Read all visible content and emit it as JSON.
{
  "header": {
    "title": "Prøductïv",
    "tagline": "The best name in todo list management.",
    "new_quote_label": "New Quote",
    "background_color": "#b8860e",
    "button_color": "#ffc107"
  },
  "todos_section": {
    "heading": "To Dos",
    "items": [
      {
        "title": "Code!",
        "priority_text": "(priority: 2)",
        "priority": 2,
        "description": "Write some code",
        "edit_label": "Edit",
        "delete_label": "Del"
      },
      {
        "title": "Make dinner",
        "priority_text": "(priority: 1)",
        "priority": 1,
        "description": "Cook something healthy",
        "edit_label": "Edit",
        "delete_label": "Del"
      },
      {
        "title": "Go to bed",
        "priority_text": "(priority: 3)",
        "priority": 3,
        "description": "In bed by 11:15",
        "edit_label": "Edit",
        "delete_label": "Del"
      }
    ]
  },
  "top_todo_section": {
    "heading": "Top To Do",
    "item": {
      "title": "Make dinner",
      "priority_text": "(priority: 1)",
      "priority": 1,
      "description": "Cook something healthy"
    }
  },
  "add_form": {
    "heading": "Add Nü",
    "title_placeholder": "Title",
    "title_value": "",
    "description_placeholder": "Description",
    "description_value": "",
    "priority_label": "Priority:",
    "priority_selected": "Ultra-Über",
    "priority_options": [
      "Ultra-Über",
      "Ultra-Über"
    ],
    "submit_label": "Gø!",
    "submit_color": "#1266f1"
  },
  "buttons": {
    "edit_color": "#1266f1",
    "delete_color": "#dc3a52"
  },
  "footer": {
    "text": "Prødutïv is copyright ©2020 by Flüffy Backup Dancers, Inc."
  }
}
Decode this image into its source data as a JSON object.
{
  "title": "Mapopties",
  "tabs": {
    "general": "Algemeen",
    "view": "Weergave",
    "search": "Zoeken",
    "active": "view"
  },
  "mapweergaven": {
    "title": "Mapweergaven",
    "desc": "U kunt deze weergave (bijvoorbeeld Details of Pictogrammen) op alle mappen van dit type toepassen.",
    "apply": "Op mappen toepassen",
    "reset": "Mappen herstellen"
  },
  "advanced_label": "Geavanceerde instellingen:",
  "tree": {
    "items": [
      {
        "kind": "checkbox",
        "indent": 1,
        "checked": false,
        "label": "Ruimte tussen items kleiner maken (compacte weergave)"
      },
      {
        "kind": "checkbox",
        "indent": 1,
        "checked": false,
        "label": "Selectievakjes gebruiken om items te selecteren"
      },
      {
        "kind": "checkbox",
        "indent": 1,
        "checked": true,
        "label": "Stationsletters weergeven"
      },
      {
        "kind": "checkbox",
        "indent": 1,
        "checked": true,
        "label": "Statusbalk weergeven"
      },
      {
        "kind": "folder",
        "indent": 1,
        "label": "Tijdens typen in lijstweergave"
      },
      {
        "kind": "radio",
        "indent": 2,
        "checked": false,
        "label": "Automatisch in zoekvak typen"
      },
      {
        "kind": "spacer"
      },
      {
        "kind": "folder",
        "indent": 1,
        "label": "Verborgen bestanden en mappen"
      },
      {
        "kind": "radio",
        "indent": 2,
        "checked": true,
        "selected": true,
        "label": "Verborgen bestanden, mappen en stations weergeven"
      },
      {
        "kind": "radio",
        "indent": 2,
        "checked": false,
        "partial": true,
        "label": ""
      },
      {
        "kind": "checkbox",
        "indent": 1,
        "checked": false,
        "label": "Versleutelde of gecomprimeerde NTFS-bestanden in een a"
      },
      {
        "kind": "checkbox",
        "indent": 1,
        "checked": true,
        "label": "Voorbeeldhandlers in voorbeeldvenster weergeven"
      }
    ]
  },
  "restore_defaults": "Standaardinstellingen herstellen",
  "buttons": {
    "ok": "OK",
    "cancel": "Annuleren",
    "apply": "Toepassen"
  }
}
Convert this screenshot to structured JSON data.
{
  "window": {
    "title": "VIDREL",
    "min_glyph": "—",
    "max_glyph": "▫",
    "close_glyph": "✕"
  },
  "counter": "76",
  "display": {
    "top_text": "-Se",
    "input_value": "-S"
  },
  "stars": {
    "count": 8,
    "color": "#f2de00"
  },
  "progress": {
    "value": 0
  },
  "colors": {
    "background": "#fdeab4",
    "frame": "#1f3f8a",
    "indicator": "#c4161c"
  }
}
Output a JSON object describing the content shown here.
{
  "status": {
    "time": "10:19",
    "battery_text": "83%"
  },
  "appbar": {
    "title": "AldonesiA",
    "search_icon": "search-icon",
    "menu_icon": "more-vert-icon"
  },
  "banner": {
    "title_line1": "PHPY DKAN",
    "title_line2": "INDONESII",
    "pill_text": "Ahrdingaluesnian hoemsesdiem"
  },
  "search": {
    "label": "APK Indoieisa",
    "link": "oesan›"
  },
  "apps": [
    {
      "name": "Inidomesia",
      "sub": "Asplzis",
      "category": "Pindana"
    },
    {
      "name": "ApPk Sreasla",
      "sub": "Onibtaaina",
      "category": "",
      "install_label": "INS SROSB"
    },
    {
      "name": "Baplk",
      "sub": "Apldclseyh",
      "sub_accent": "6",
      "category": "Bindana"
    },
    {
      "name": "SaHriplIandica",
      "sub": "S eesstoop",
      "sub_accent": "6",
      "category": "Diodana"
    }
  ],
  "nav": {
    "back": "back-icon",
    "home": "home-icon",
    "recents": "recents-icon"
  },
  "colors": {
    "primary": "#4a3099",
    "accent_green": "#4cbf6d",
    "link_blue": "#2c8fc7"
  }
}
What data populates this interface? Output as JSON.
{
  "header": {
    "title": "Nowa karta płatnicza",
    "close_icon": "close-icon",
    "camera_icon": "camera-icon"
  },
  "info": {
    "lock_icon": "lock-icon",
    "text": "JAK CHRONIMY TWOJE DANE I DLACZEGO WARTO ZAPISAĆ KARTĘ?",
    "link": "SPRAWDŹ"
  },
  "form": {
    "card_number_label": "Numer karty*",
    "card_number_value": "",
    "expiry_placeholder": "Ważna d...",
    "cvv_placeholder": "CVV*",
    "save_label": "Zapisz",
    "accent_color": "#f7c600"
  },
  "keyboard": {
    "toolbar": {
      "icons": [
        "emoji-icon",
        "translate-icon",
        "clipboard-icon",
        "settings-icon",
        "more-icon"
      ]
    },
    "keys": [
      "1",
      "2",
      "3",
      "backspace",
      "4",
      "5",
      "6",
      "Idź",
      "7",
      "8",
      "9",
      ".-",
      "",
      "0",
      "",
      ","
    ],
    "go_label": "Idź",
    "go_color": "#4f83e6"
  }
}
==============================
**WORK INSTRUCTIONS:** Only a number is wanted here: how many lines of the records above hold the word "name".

**RESPONSE FOR THIS EXERCISE:** 5